New York, NY (PRWEB) March 11, 2013
The fiction of flying robots has become a reality. Will they be friend or foe? Falkor Systems is on a mission to change the conversation about drone technology. Profiled in Wired UK's April 2013 "Robots We Love" issue as developers of the “flying pet drone,” Falkor Systems is driven by the possibilities of what a cheerful autonomous flying robot can do. Founded by C2Net Software founder and internet security pioneer Sameer Parekh, Falkor Systems joins the field of aerial robotics with innovative tracking software and an ambition to see robots as man's best friend.
Falkor Systems Takes Flight (And Pictures of Your Motocross Rally)
Falkor Systems' possibilities are on the cutting edge, and will take the leap. Imagine an attendant pet drone hovering to record the perfect BASE jump, best half-pipe, or epic day of skiing. Leave the camera behind and let Falkor film the action -- innovative object tracking technology will ensure that the flying robot follows the athlete. And Falkor Systems is only getting started.
“This technology has the potential to change the way we live and enrich our lives,” says company founder and C.E.O. Sameer Parekh. Parekh envisions a near-future of flying robotic pets that are far more than toys for the tech-minded. "When you're not cliff-diving, your robot friend could carry your keys, remind you to get the milk, and Tweet a picture of your lunch so you don't have to. With Falkor Systems, the sky's the limit: flying robots that offer a dynamic engagement with your world and unleash your creativity."
Falkor has engaged top extreme sports film producers to test the technology. "At Storm Show Studios [http://www.stormshow.com/ ], our films are not only about skiing the lines. They capture the thrill and the aftermath, that feeling of accomplishment," said Darrell Miller, filmmaker and advisor to Falkor Systems. "Falkor's technology will let us film up close and personal with our athletes, filming from angles we could not have conceived of before, angles not possible even from helicopters."
"At antigravityBASE [http://shop.antigravitybase.com/ ] we are always looking for technology that will let us film BASE jumping in new, compelling ways," said Matt Frohlich. "Although people are already filming BASE with micro aerial vehicles, no one yet is able to film autonomously, with the craft tracking the athlete. Autonomous tracking will let us create a very intimate connection between the viewer and the athlete."
Dance Dance Robot Revolution

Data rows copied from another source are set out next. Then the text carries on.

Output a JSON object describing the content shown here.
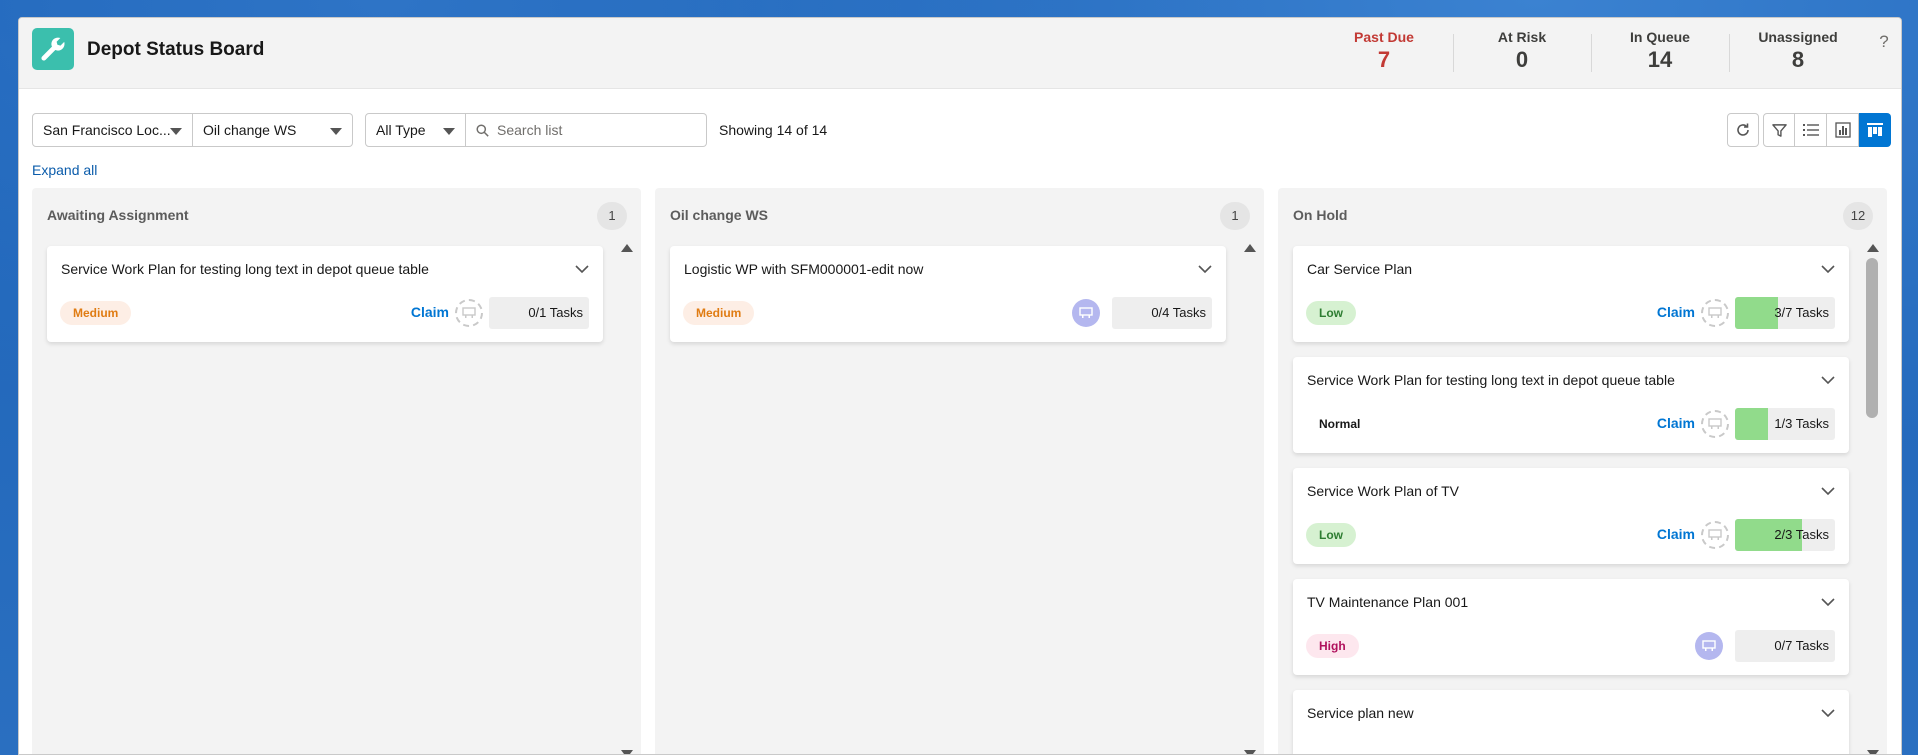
{
  "header": {
    "title": "Depot Status Board",
    "app_icon": "wrench-icon",
    "kpis": [
      {
        "label": "Past Due",
        "value": "7",
        "color": "#c23934"
      },
      {
        "label": "At Risk",
        "value": "0"
      },
      {
        "label": "In Queue",
        "value": "14"
      },
      {
        "label": "Unassigned",
        "value": "8"
      }
    ],
    "help": "?"
  },
  "filters": {
    "location": "San Francisco Loc...",
    "workstation": "Oil change WS",
    "type": "All Type",
    "search_placeholder": "Search list",
    "showing": "Showing 14 of 14"
  },
  "toolbar": {
    "refresh": "refresh-icon",
    "filter": "filter-icon",
    "list_view": "list-icon",
    "chart_view": "bar-chart-icon",
    "board_view": "kanban-icon",
    "active": "board_view",
    "accent": "#0176d3"
  },
  "expand_all": "Expand all",
  "columns": [
    {
      "title": "Awaiting Assignment",
      "count": "1",
      "cards": [
        {
          "title": "Service Work Plan for testing long text in depot queue table",
          "priority": "Medium",
          "claim": "Claim",
          "tasks": "0/1 Tasks",
          "progress": 0
        }
      ]
    },
    {
      "title": "Oil change WS",
      "count": "1",
      "cards": [
        {
          "title": "Logistic WP with SFM000001-edit now",
          "priority": "Medium",
          "tasks": "0/4 Tasks",
          "progress": 0
        }
      ]
    },
    {
      "title": "On Hold",
      "count": "12",
      "cards": [
        {
          "title": "Car Service Plan",
          "priority": "Low",
          "claim": "Claim",
          "tasks": "3/7 Tasks",
          "progress": 0.43
        },
        {
          "title": "Service Work Plan for testing long text in depot queue table",
          "priority": "Normal",
          "claim": "Claim",
          "tasks": "1/3 Tasks",
          "progress": 0.33
        },
        {
          "title": "Service Work Plan of TV",
          "priority": "Low",
          "claim": "Claim",
          "tasks": "2/3 Tasks",
          "progress": 0.67
        },
        {
          "title": "TV Maintenance Plan 001",
          "priority": "High",
          "tasks": "0/7 Tasks",
          "progress": 0
        },
        {
          "title": "Service plan new"
        }
      ]
    }
  ]
}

“Awesomely advanced robotics are the future, and we think their potential is very human,” Parekh explains. While many current firms are focused on reaching the hobbyist market, Falkor Systems will sell an out-of-the-box model concept that will be ready to fly -- no tinkering required. “We like cool stuff, and we like to build it,” adds Parekh. The company is well-connected to the cutting-edge in academic robotics research, counting top researchers in vision, aerial robotics, and multimedia among its advisory board
Parekh has demonstrated Falkor's cutting-edge tracking technology at TEDxSiliconAlley [http://falkorsystems.com/2013/03/08/falkor-tedx-video-available-2/ ] and Maker Faire. Recently, Falkor Systems collaborated with dancers from the Barkin/Selissen Project [http://www.barkinselissenproject.com/ in a short film that showcases the evolution of the human-robot relationship happening right before our eyes. In this film, the robot flies autonomously, dancing with its human partners, but without a human pilot. Take a look: [http://falkorsystems.com/2013/03/11/pet-drone-pas-de-deux-teaser/ ]

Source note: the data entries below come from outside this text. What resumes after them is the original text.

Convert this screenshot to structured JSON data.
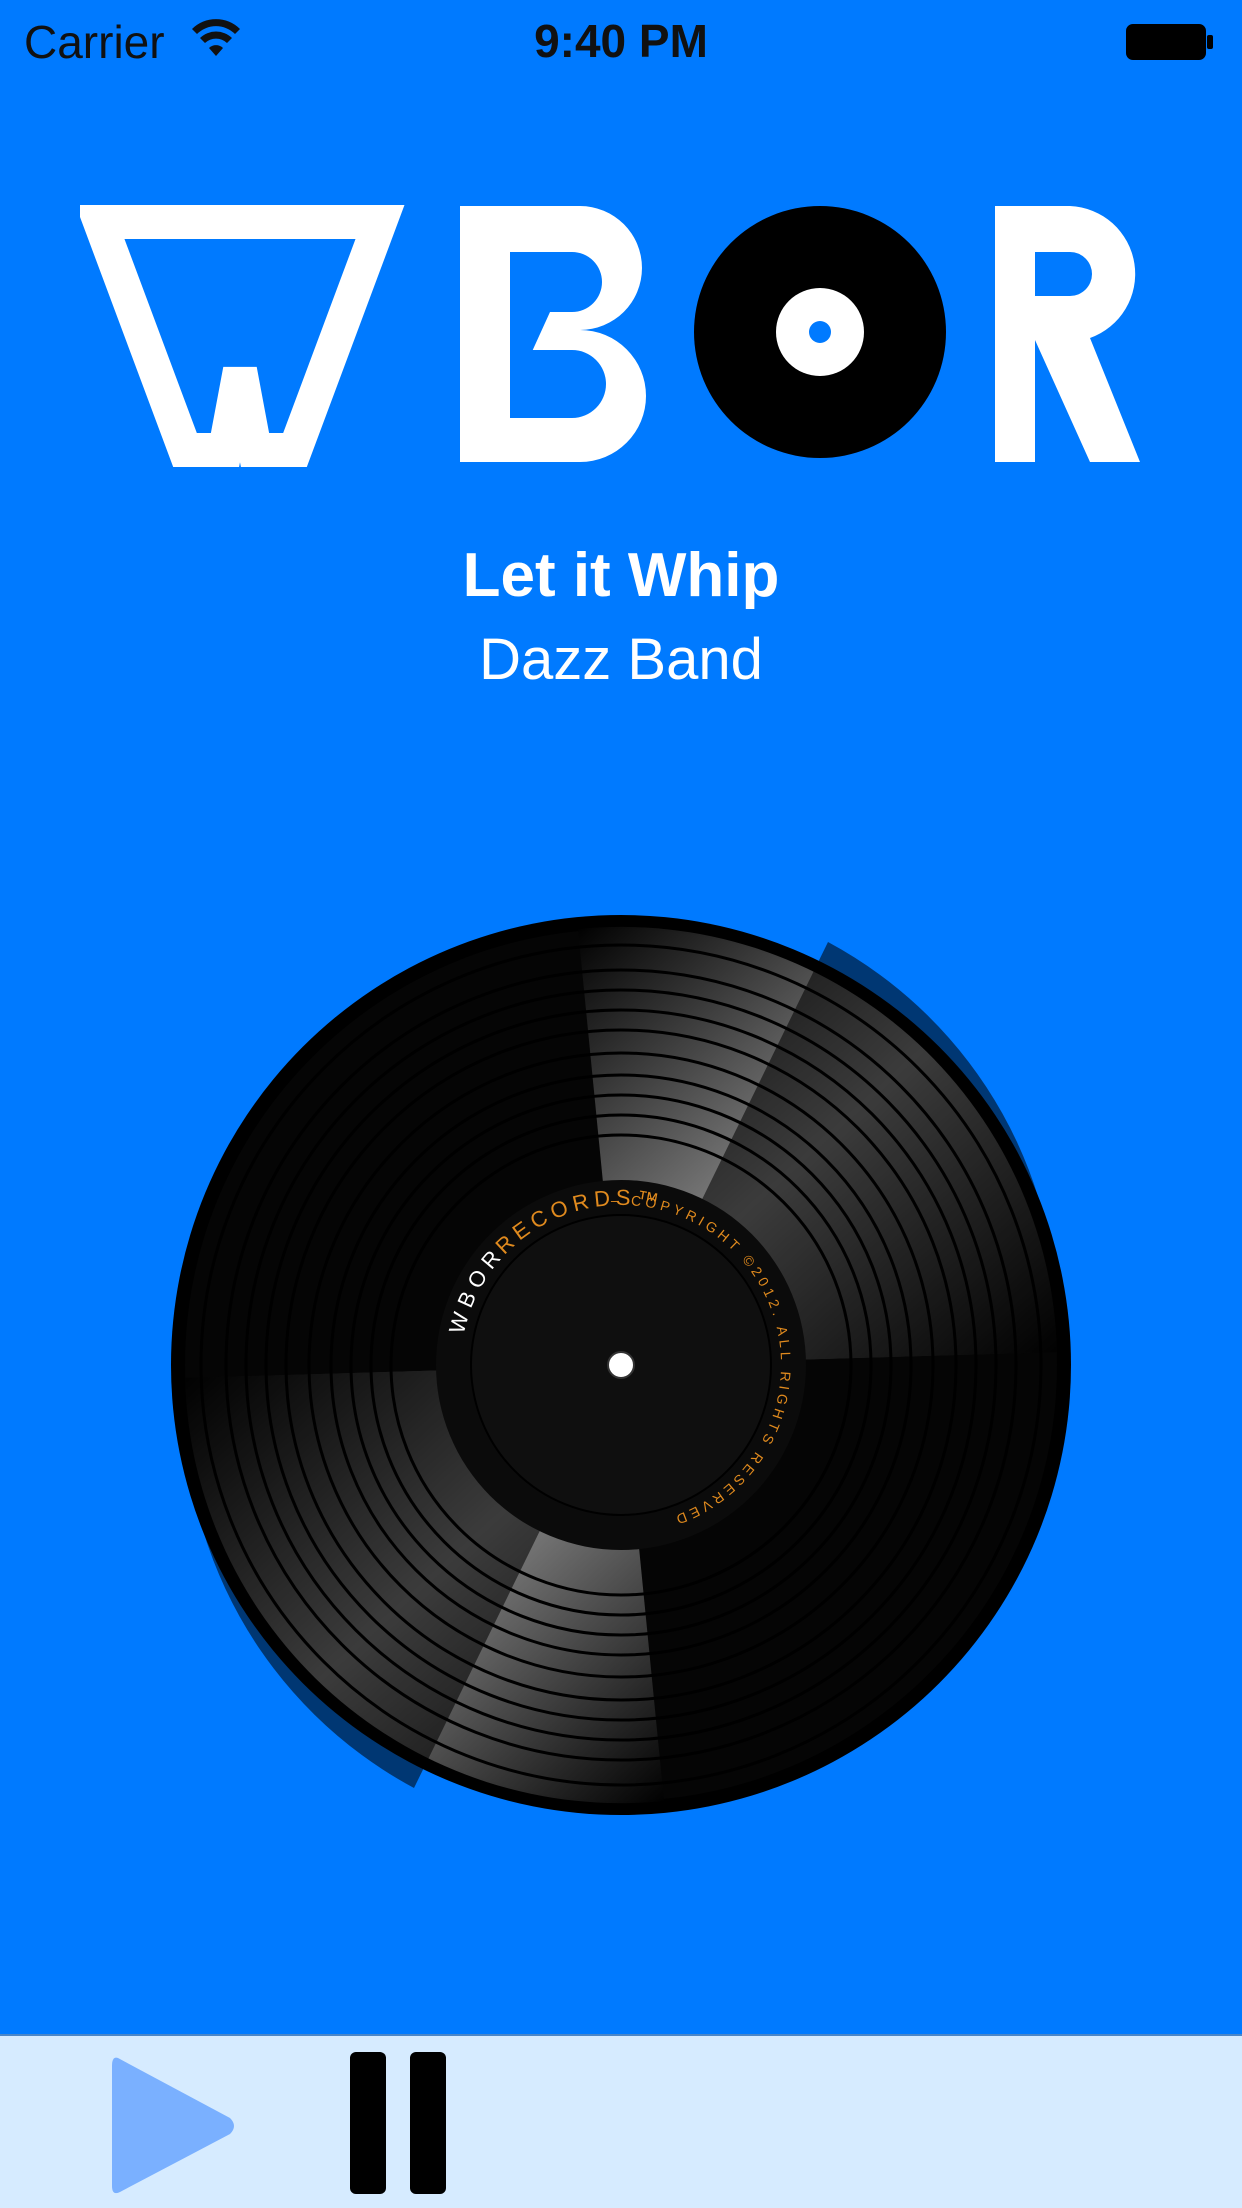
{
  "status_bar": {
    "carrier": "Carrier",
    "time": "9:40 PM",
    "wifi_icon": "wifi-icon",
    "battery_icon": "battery-icon"
  },
  "logo": {
    "text": "WBOR",
    "icon": "wbor-logo"
  },
  "now_playing": {
    "title": "Let it Whip",
    "artist": "Dazz Band"
  },
  "record": {
    "icon": "vinyl-record-icon",
    "label_brand": "WBOR",
    "label_records": "RECORDS™",
    "label_copyright": "– COPYRIGHT ©2012. ALL RIGHTS RESERVED"
  },
  "player": {
    "play_icon": "play-icon",
    "pause_icon": "pause-icon"
  },
  "colors": {
    "background": "#007AFF",
    "player_bar": "#D6EBFF",
    "play_button": "#7AB0FF",
    "pause_button": "#000000",
    "label_text_orange": "#E08A1E"
  }
}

"Working with Falkor's robot pet during the dance film shoot opened our eyes to the possibilities this technology holds," said Kyla Barkin. "A robot that flies autonomously is a perfect vessel for the expansion of our ideas and our ability to achieve our evolving artistic vision."
Founded in 2012 and based in New York City, Falkor Systems [http://falkorsystems.com/ ] will provide a next-generation companion for anyone who wants to reach beyond their horizons. Their technology follows people's imagination everywhere on film, whether they're facing the perilous terrains of extreme sports or capturing the delicate gestures of an intimate performance piece. Falkor’s autonomous flying robots represent freedom and flexibility that allow the world to see what’s in front of it and imagine what’s ahead.